# [Task instructions]
Only the text of the records belongs in the answer; the pictures must be dropped.

# [Exercise material]
=====

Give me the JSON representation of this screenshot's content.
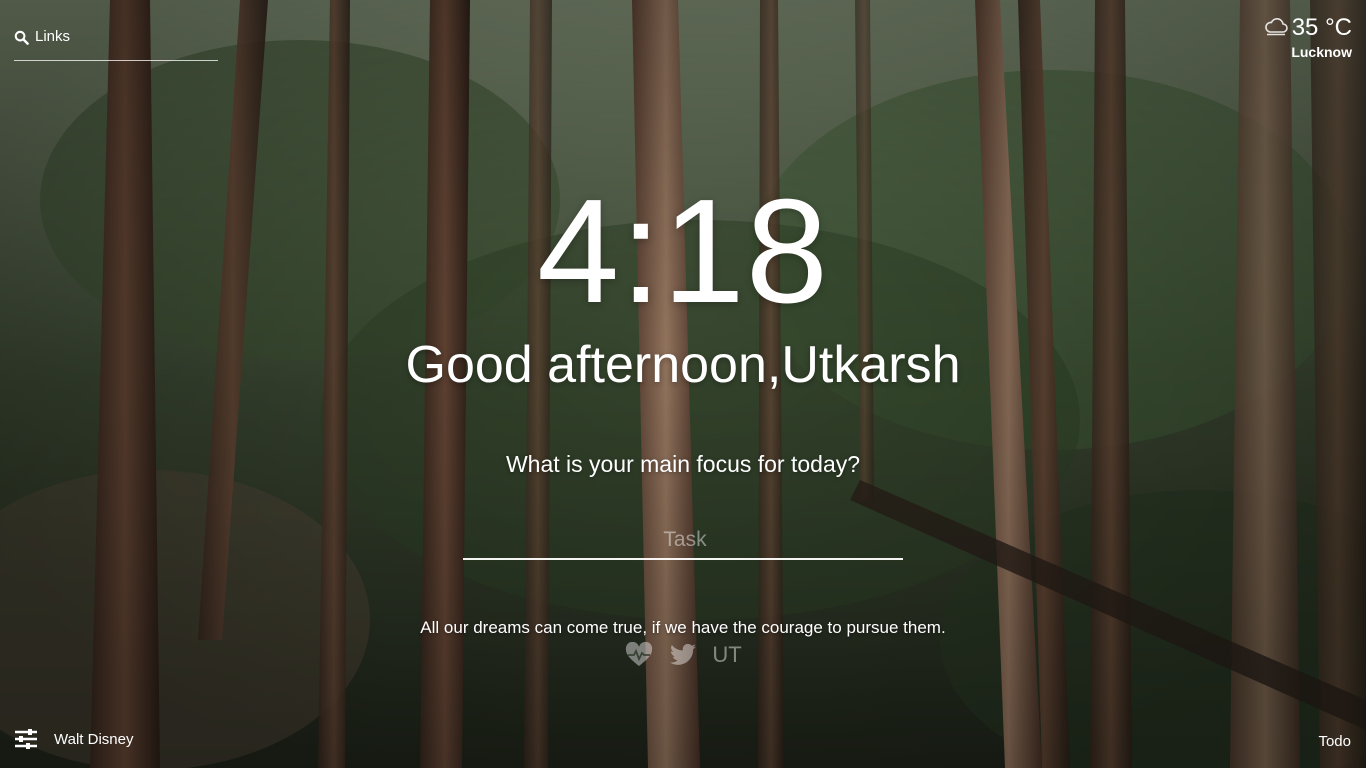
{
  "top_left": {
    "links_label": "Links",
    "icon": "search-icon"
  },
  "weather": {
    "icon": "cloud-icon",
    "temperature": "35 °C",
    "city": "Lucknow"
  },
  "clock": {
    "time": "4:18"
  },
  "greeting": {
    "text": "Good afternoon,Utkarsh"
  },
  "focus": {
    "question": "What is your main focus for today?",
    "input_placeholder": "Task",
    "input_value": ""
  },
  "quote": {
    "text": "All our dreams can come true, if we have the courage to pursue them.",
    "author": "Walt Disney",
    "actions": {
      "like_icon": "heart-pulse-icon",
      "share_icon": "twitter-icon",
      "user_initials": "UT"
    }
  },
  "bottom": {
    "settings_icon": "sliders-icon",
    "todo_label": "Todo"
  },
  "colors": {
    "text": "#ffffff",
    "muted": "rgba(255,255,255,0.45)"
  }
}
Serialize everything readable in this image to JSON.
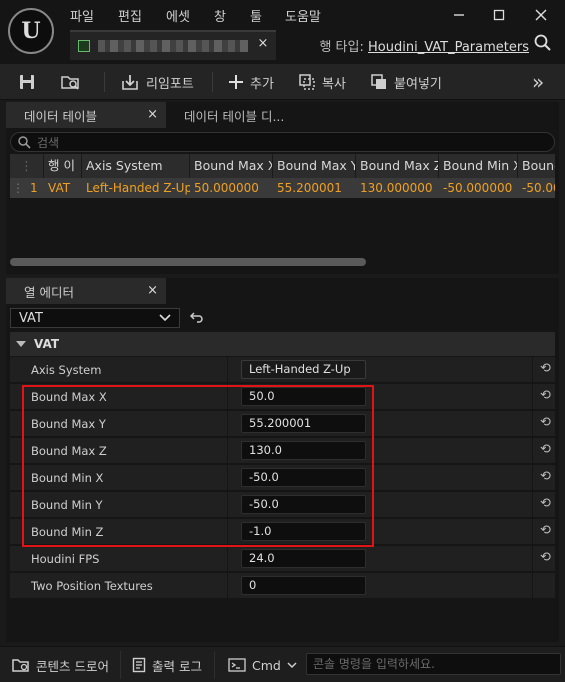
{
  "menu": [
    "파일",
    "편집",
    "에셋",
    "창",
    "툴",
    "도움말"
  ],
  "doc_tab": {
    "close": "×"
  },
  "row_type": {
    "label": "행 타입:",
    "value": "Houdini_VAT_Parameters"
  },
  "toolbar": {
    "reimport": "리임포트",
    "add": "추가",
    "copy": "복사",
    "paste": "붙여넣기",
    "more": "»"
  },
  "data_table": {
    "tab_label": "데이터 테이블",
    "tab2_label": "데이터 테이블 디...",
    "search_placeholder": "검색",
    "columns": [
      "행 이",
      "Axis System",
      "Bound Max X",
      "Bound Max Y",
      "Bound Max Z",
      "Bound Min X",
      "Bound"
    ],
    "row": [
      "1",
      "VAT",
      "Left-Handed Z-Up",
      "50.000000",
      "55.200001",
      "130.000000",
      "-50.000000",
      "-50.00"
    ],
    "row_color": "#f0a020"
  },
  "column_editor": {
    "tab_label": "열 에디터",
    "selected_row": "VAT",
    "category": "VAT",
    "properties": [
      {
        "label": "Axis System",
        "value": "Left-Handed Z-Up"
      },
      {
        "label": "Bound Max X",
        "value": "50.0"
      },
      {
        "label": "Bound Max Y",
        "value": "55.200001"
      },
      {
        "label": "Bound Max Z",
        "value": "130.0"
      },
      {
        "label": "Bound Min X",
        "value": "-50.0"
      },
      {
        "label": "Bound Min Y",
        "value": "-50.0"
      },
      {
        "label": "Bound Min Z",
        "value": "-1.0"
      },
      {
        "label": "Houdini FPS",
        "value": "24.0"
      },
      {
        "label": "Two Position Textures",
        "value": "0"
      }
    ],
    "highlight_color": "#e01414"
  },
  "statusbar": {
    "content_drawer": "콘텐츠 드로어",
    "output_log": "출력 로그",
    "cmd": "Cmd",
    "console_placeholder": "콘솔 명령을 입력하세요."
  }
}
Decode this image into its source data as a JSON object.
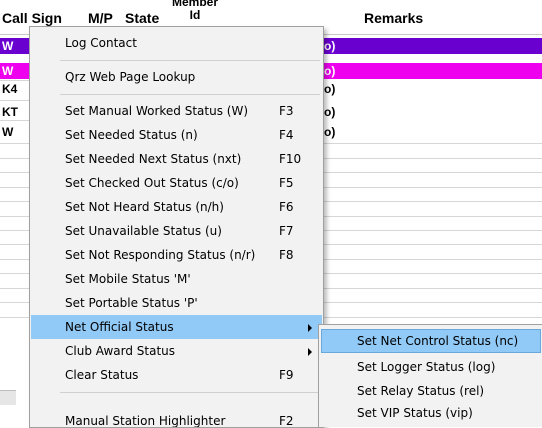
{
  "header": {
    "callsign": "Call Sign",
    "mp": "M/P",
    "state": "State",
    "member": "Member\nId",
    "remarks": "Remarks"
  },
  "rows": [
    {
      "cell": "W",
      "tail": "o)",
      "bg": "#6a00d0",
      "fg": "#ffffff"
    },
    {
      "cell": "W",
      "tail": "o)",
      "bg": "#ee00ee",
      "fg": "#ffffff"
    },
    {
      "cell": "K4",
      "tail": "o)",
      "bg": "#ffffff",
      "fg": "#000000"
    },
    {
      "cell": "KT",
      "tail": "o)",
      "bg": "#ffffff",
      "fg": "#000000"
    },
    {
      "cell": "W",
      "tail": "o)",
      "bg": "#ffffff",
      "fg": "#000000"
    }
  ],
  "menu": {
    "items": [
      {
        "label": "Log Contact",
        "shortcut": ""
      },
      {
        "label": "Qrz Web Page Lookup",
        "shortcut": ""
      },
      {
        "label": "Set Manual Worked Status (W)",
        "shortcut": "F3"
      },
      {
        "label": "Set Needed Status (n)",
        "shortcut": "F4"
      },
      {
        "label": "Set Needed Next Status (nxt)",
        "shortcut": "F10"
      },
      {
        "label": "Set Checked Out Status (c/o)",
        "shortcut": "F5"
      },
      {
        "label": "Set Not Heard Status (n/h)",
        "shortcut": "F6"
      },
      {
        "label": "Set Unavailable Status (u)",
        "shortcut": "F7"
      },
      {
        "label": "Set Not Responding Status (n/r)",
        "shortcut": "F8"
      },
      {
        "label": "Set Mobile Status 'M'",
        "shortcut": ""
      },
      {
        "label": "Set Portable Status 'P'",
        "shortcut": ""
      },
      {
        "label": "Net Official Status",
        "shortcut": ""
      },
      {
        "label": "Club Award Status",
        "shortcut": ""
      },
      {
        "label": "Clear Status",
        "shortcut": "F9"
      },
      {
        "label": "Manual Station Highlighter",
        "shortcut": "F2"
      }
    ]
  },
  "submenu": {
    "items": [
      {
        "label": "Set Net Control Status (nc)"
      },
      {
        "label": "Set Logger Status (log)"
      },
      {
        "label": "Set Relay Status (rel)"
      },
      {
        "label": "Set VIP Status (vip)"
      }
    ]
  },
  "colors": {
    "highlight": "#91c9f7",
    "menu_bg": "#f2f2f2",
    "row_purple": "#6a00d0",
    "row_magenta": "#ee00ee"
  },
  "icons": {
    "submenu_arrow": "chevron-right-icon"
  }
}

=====

# [Solution to the exercise]
Give me the JSON representation of this screenshot's content.
{
  "top_left": {
    "links_label": "Links",
    "icon": "search-icon"
  },
  "weather": {
    "icon": "cloud-icon",
    "temperature": "35 °C",
    "city": "Lucknow"
  },
  "clock": {
    "time": "4:18"
  },
  "greeting": {
    "text": "Good afternoon,Utkarsh"
  },
  "focus": {
    "question": "What is your main focus for today?",
    "input_placeholder": "Task",
    "input_value": ""
  },
  "quote": {
    "text": "All our dreams can come true, if we have the courage to pursue them.",
    "author": "Walt Disney",
    "actions": {
      "like_icon": "heart-pulse-icon",
      "share_icon": "twitter-icon",
      "user_initials": "UT"
    }
  },
  "bottom": {
    "settings_icon": "sliders-icon",
    "todo_label": "Todo"
  },
  "colors": {
    "text": "#ffffff",
    "muted": "rgba(255,255,255,0.45)"
  }
}
Serialize everything readable in this image to JSON.
{
  "menu": [
    "파일",
    "편집",
    "에셋",
    "창",
    "툴",
    "도움말"
  ],
  "doc_tab": {
    "close": "×"
  },
  "row_type": {
    "label": "행 타입:",
    "value": "Houdini_VAT_Parameters"
  },
  "toolbar": {
    "reimport": "리임포트",
    "add": "추가",
    "copy": "복사",
    "paste": "붙여넣기",
    "more": "»"
  },
  "data_table": {
    "tab_label": "데이터 테이블",
    "tab2_label": "데이터 테이블 디...",
    "search_placeholder": "검색",
    "columns": [
      "행 이",
      "Axis System",
      "Bound Max X",
      "Bound Max Y",
      "Bound Max Z",
      "Bound Min X",
      "Bound"
    ],
    "row": [
      "1",
      "VAT",
      "Left-Handed Z-Up",
      "50.000000",
      "55.200001",
      "130.000000",
      "-50.000000",
      "-50.00"
    ],
    "row_color": "#f0a020"
  },
  "column_editor": {
    "tab_label": "열 에디터",
    "selected_row": "VAT",
    "category": "VAT",
    "properties": [
      {
        "label": "Axis System",
        "value": "Left-Handed Z-Up"
      },
      {
        "label": "Bound Max X",
        "value": "50.0"
      },
      {
        "label": "Bound Max Y",
        "value": "55.200001"
      },
      {
        "label": "Bound Max Z",
        "value": "130.0"
      },
      {
        "label": "Bound Min X",
        "value": "-50.0"
      },
      {
        "label": "Bound Min Y",
        "value": "-50.0"
      },
      {
        "label": "Bound Min Z",
        "value": "-1.0"
      },
      {
        "label": "Houdini FPS",
        "value": "24.0"
      },
      {
        "label": "Two Position Textures",
        "value": "0"
      }
    ],
    "highlight_color": "#e01414"
  },
  "statusbar": {
    "content_drawer": "콘텐츠 드로어",
    "output_log": "출력 로그",
    "cmd": "Cmd",
    "console_placeholder": "콘솔 명령을 입력하세요."
  }
}
Decode this image into its source data as a JSON object.
{
  "header": {
    "callsign": "Call Sign",
    "mp": "M/P",
    "state": "State",
    "member": "Member\nId",
    "remarks": "Remarks"
  },
  "rows": [
    {
      "cell": "W",
      "tail": "o)",
      "bg": "#6a00d0",
      "fg": "#ffffff"
    },
    {
      "cell": "W",
      "tail": "o)",
      "bg": "#ee00ee",
      "fg": "#ffffff"
    },
    {
      "cell": "K4",
      "tail": "o)",
      "bg": "#ffffff",
      "fg": "#000000"
    },
    {
      "cell": "KT",
      "tail": "o)",
      "bg": "#ffffff",
      "fg": "#000000"
    },
    {
      "cell": "W",
      "tail": "o)",
      "bg": "#ffffff",
      "fg": "#000000"
    }
  ],
  "menu": {
    "items": [
      {
        "label": "Log Contact",
        "shortcut": ""
      },
      {
        "label": "Qrz Web Page Lookup",
        "shortcut": ""
      },
      {
        "label": "Set Manual Worked Status (W)",
        "shortcut": "F3"
      },
      {
        "label": "Set Needed Status (n)",
        "shortcut": "F4"
      },
      {
        "label": "Set Needed Next Status (nxt)",
        "shortcut": "F10"
      },
      {
        "label": "Set Checked Out Status (c/o)",
        "shortcut": "F5"
      },
      {
        "label": "Set Not Heard Status (n/h)",
        "shortcut": "F6"
      },
      {
        "label": "Set Unavailable Status (u)",
        "shortcut": "F7"
      },
      {
        "label": "Set Not Responding Status (n/r)",
        "shortcut": "F8"
      },
      {
        "label": "Set Mobile Status 'M'",
        "shortcut": ""
      },
      {
        "label": "Set Portable Status 'P'",
        "shortcut": ""
      },
      {
        "label": "Net Official Status",
        "shortcut": ""
      },
      {
        "label": "Club Award Status",
        "shortcut": ""
      },
      {
        "label": "Clear Status",
        "shortcut": "F9"
      },
      {
        "label": "Manual Station Highlighter",
        "shortcut": "F2"
      }
    ]
  },
  "submenu": {
    "items": [
      {
        "label": "Set Net Control Status (nc)"
      },
      {
        "label": "Set Logger Status (log)"
      },
      {
        "label": "Set Relay Status (rel)"
      },
      {
        "label": "Set VIP Status (vip)"
      }
    ]
  },
  "colors": {
    "highlight": "#91c9f7",
    "menu_bg": "#f2f2f2",
    "row_purple": "#6a00d0",
    "row_magenta": "#ee00ee"
  },
  "icons": {
    "submenu_arrow": "chevron-right-icon"
  }
}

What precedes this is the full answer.